When asked how she planned to celebrate her Jack Britt softball team winning the state 4-A fastpitch championship last month, Buccaneer softball coach Sebrina Wilson said she was going to spend the summer doing something that sounded anything but celebratory.
She’ll be teaching driver’s education.
Not exactly a trip to Walt Disney World for a ride on Space Mountain, but Wilson said it’s something a lot of coaches in Cumberland County Schools choose to do with what would normally be their summer vacation.
Wilson also teaches driver’s education in the fall. In the spring, while softball season is in full swing, Wilson drives before the school day starts so she’ll be free after school to coach the softball team.
Her summer schedule, which started June 18 and will continue until school resumes in August, consists of classroom instruction in driver’s education from 7 a.m. until 11 a.m. and actual driving time with student trainees from 11 a.m. until 2 p.m., Monday through Thursday.
“I like having a three-day weekend because it’s been a long school year with softball going into June,’’ she said.
For classwork, Wilson and her fellow driver’s education teachers use the Drive Right curriculum, which takes students through the controls of the car and the rules of the road, including all manner of situations that might come up on the highway. Students have to pass a 100-question test as well as a sign test similar to the one given at driver’s examination offices operated by the state of North Carolina.
Her classes vary in size from 25 to 40 students. Most of them are just under 15 and haven’t actually attended high school before, arriving from middle school. There are often older students in the class, some who have waited until later to take the course and others who have transferred in from another state where they only have a state permit to drive and need to take the North Carolina course.

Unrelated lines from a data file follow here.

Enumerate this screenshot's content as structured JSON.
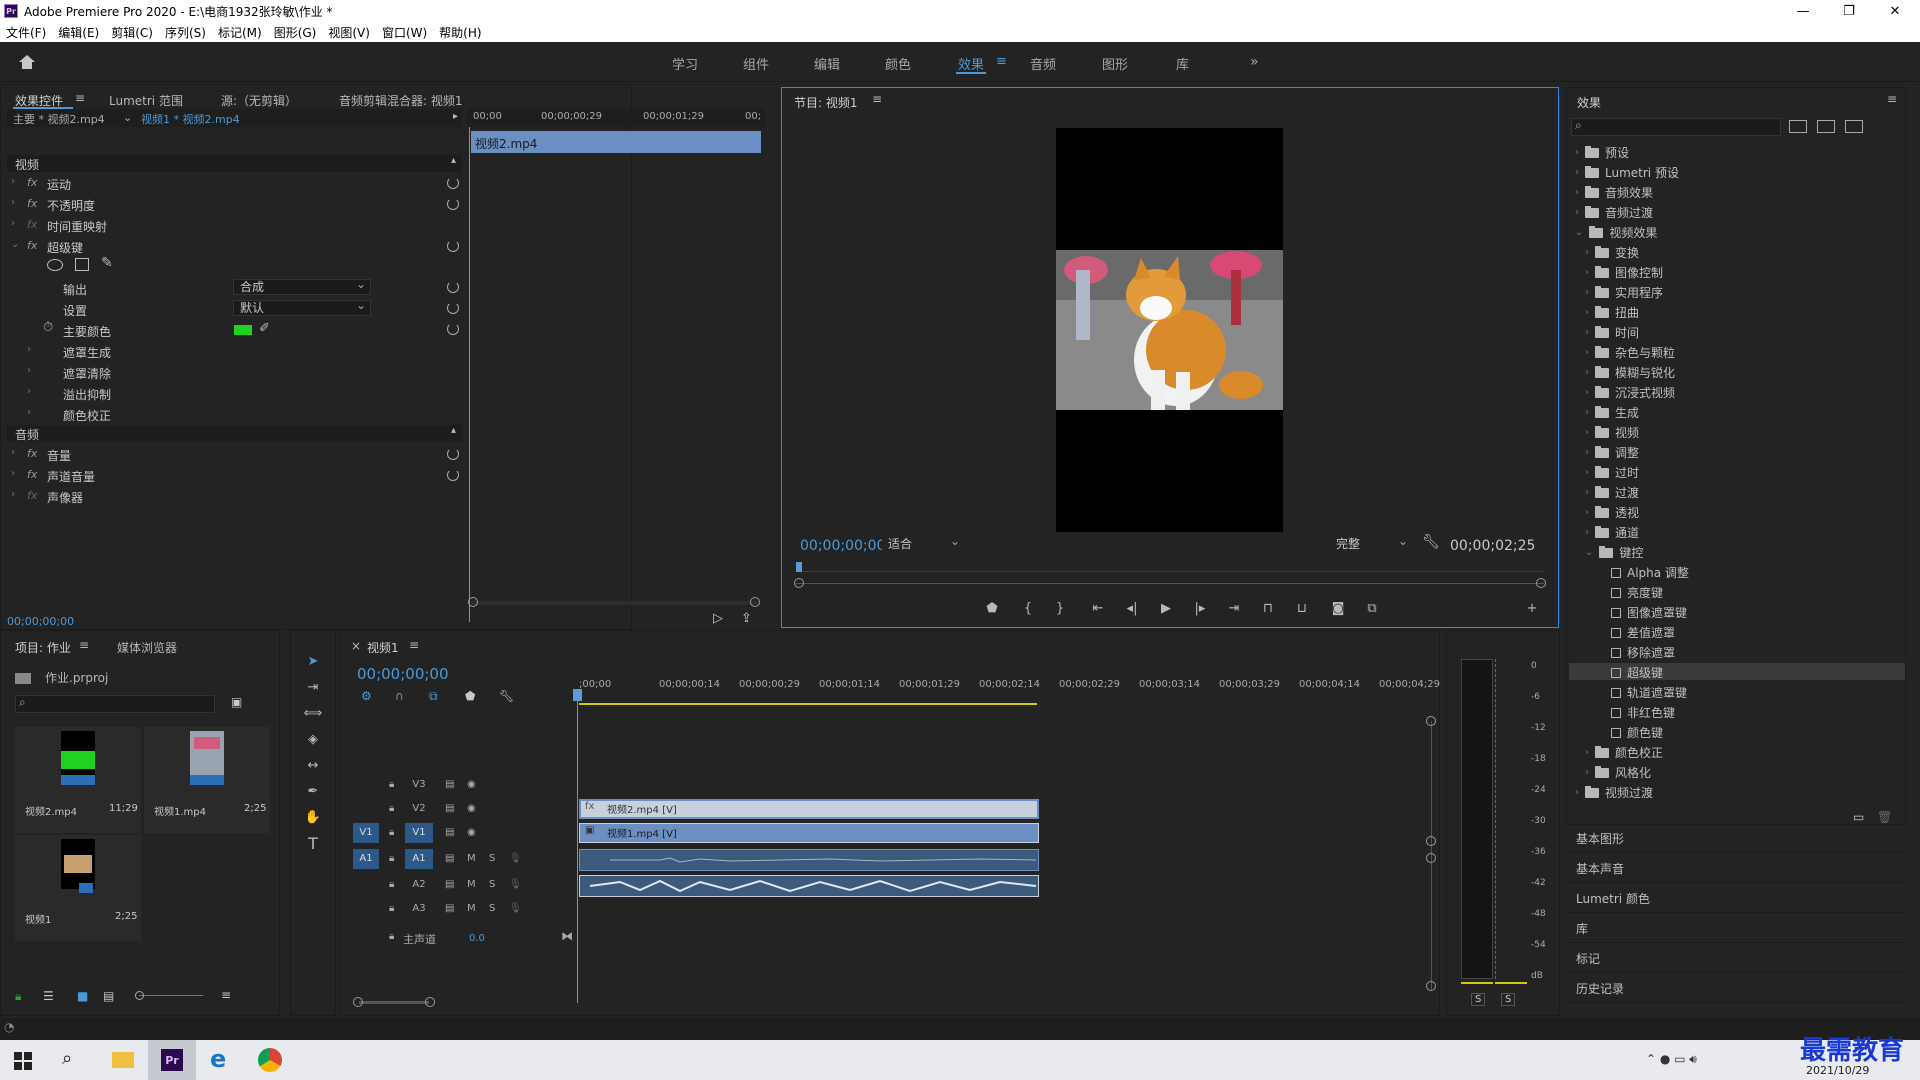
{
  "window": {
    "title": "Adobe Premiere Pro 2020 - E:\\电商1932张玲敏\\作业 *",
    "logo": "Pr"
  },
  "menu": [
    "文件(F)",
    "编辑(E)",
    "剪辑(C)",
    "序列(S)",
    "标记(M)",
    "图形(G)",
    "视图(V)",
    "窗口(W)",
    "帮助(H)"
  ],
  "workspaces": [
    "学习",
    "组件",
    "编辑",
    "颜色",
    "效果",
    "音频",
    "图形",
    "库"
  ],
  "active_workspace": "效果",
  "effect_controls": {
    "tabs": [
      "效果控件",
      "Lumetri 范围",
      "源:（无剪辑）",
      "音频剪辑混合器: 视频1"
    ],
    "master_label": "主要 * 视频2.mp4",
    "sequence_label": "视频1 * 视频2.mp4",
    "ruler": [
      "00;00",
      "00;00;00;29",
      "00;00;01;29",
      "00;"
    ],
    "clip_label": "视频2.mp4",
    "video_header": "视频",
    "audio_header": "音频",
    "rows": {
      "motion": "运动",
      "opacity": "不透明度",
      "time_remap": "时间重映射",
      "ultra_key": "超级键",
      "output": "输出",
      "output_val": "合成",
      "setting": "设置",
      "setting_val": "默认",
      "key_color": "主要颜色",
      "matte_gen": "遮罩生成",
      "matte_clean": "遮罩清除",
      "spill": "溢出抑制",
      "color_corr": "颜色校正",
      "volume": "音量",
      "channel_vol": "声道音量",
      "panner": "声像器"
    },
    "timecode": "00;00;00;00",
    "key_color_hex": "#1fd21f"
  },
  "program": {
    "title": "节目: 视频1",
    "timecode": "00;00;00;00",
    "fit": "适合",
    "quality": "完整",
    "duration": "00;00;02;25"
  },
  "project": {
    "tabs": [
      "项目: 作业",
      "媒体浏览器"
    ],
    "file": "作业.prproj",
    "items": [
      {
        "name": "视频2.mp4",
        "dur": "11;29"
      },
      {
        "name": "视频1.mp4",
        "dur": "2;25"
      },
      {
        "name": "视频1",
        "dur": "2;25"
      }
    ]
  },
  "timeline": {
    "tab": "视频1",
    "timecode": "00;00;00;00",
    "ruler": [
      ";00;00",
      "00;00;00;14",
      "00;00;00;29",
      "00;00;01;14",
      "00;00;01;29",
      "00;00;02;14",
      "00;00;02;29",
      "00;00;03;14",
      "00;00;03;29",
      "00;00;04;14",
      "00;00;04;29"
    ],
    "tracks": {
      "v3": "V3",
      "v2": "V2",
      "v1": "V1",
      "a1": "A1",
      "a2": "A2",
      "a3": "A3",
      "m": "M",
      "s": "S"
    },
    "master": "主声道",
    "master_val": "0.0",
    "clip_v2": "视频2.mp4 [V]",
    "clip_v1": "视频1.mp4 [V]"
  },
  "meter": {
    "scale": [
      "0",
      "-6",
      "-12",
      "-18",
      "-24",
      "-30",
      "-36",
      "-42",
      "-48",
      "-54",
      "dB"
    ],
    "s": "S"
  },
  "effects": {
    "title": "效果",
    "tree": [
      {
        "label": "预设",
        "lvl": 0,
        "open": false,
        "type": "bin"
      },
      {
        "label": "Lumetri 预设",
        "lvl": 0,
        "open": false,
        "type": "bin"
      },
      {
        "label": "音频效果",
        "lvl": 0,
        "open": false,
        "type": "folder"
      },
      {
        "label": "音频过渡",
        "lvl": 0,
        "open": false,
        "type": "folder"
      },
      {
        "label": "视频效果",
        "lvl": 0,
        "open": true,
        "type": "folder"
      },
      {
        "label": "变换",
        "lvl": 1,
        "open": false,
        "type": "folder"
      },
      {
        "label": "图像控制",
        "lvl": 1,
        "open": false,
        "type": "folder"
      },
      {
        "label": "实用程序",
        "lvl": 1,
        "open": false,
        "type": "folder"
      },
      {
        "label": "扭曲",
        "lvl": 1,
        "open": false,
        "type": "folder"
      },
      {
        "label": "时间",
        "lvl": 1,
        "open": false,
        "type": "folder"
      },
      {
        "label": "杂色与颗粒",
        "lvl": 1,
        "open": false,
        "type": "folder"
      },
      {
        "label": "模糊与锐化",
        "lvl": 1,
        "open": false,
        "type": "folder"
      },
      {
        "label": "沉浸式视频",
        "lvl": 1,
        "open": false,
        "type": "folder"
      },
      {
        "label": "生成",
        "lvl": 1,
        "open": false,
        "type": "folder"
      },
      {
        "label": "视频",
        "lvl": 1,
        "open": false,
        "type": "folder"
      },
      {
        "label": "调整",
        "lvl": 1,
        "open": false,
        "type": "folder"
      },
      {
        "label": "过时",
        "lvl": 1,
        "open": false,
        "type": "folder"
      },
      {
        "label": "过渡",
        "lvl": 1,
        "open": false,
        "type": "folder"
      },
      {
        "label": "透视",
        "lvl": 1,
        "open": false,
        "type": "folder"
      },
      {
        "label": "通道",
        "lvl": 1,
        "open": false,
        "type": "folder"
      },
      {
        "label": "键控",
        "lvl": 1,
        "open": true,
        "type": "folder"
      },
      {
        "label": "Alpha 调整",
        "lvl": 2,
        "type": "fx"
      },
      {
        "label": "亮度键",
        "lvl": 2,
        "type": "fx"
      },
      {
        "label": "图像遮罩键",
        "lvl": 2,
        "type": "fx"
      },
      {
        "label": "差值遮罩",
        "lvl": 2,
        "type": "fx"
      },
      {
        "label": "移除遮罩",
        "lvl": 2,
        "type": "fx"
      },
      {
        "label": "超级键",
        "lvl": 2,
        "type": "fx",
        "selected": true
      },
      {
        "label": "轨道遮罩键",
        "lvl": 2,
        "type": "fx"
      },
      {
        "label": "非红色键",
        "lvl": 2,
        "type": "fx"
      },
      {
        "label": "颜色键",
        "lvl": 2,
        "type": "fx"
      },
      {
        "label": "颜色校正",
        "lvl": 1,
        "open": false,
        "type": "folder"
      },
      {
        "label": "风格化",
        "lvl": 1,
        "open": false,
        "type": "folder"
      },
      {
        "label": "视频过渡",
        "lvl": 0,
        "open": false,
        "type": "folder"
      }
    ],
    "side_panels": [
      "基本图形",
      "基本声音",
      "Lumetri 颜色",
      "库",
      "标记",
      "历史记录"
    ]
  },
  "taskbar": {
    "date": "2021/10/29",
    "watermark": "最需教育"
  }
}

After the mandatory 30 hours of classroom instruction, the final, crucial part of passing driver’s education is the required six hours of driving time. How quickly that progresses is a decision made by both instructor and pupil, Wilson said. “If they are not comfortable leaving the parking lot, you don’t put them on the open highway,’’ Wilson said.
That isn’t done until both pupil and instructor feel the student is ready for the experience of being on a real highway.
“A lot of the kids have some sort of driving experience because we have so many four-wheelers, go-karts and golf carts,’’ she said. “They have a little bit of knowledge on how to do some of the things. They’ve just never been in a vehicle to apply them.’’
Wilson usually spends the first day of driving in the parking lots at Jack Britt. If things progress smoothly, the second day can take the young driver into the neighborhood by the school, followed by open highway driving on the third day.
In the final days of driving, they’ll experience the Martin Luther King Jr. Freeway and get a taste of exit and entry ramps. Wilson also takes her students to downtown Fayetteville for a drive around the Market House to experience city traffic.
The only control Wilson or any other instructor has over the car is a brake. There’s only one steering wheel, and that’s for the student.
There is a lot of pressure on the instructor because if there’s an at-fault accident, the penalty falls on the instructor as the only licensed driver in the vehicle.
“It makes you stay alert,’’ Wilson said. “We can’t be distracted. It’s made me a better driver. I focus on a lot more things on the highway and it forces me to teach the kids how to focus more.’’
For Wilson, that means all cellphones are put out of reach before driving begins. “We don’t want you texting or being distracted,’’ she said.
Wilson said she sees similarities between her job in driver’s education and her role as a softball coach.
“In softball, you try to teach them and coach them to make the right decisions,’’ she said. “You have to be more tactical because you want to make sure the kid has the best experience. That’s what we really try to do.’’
PHOTO: Sebrina Wilson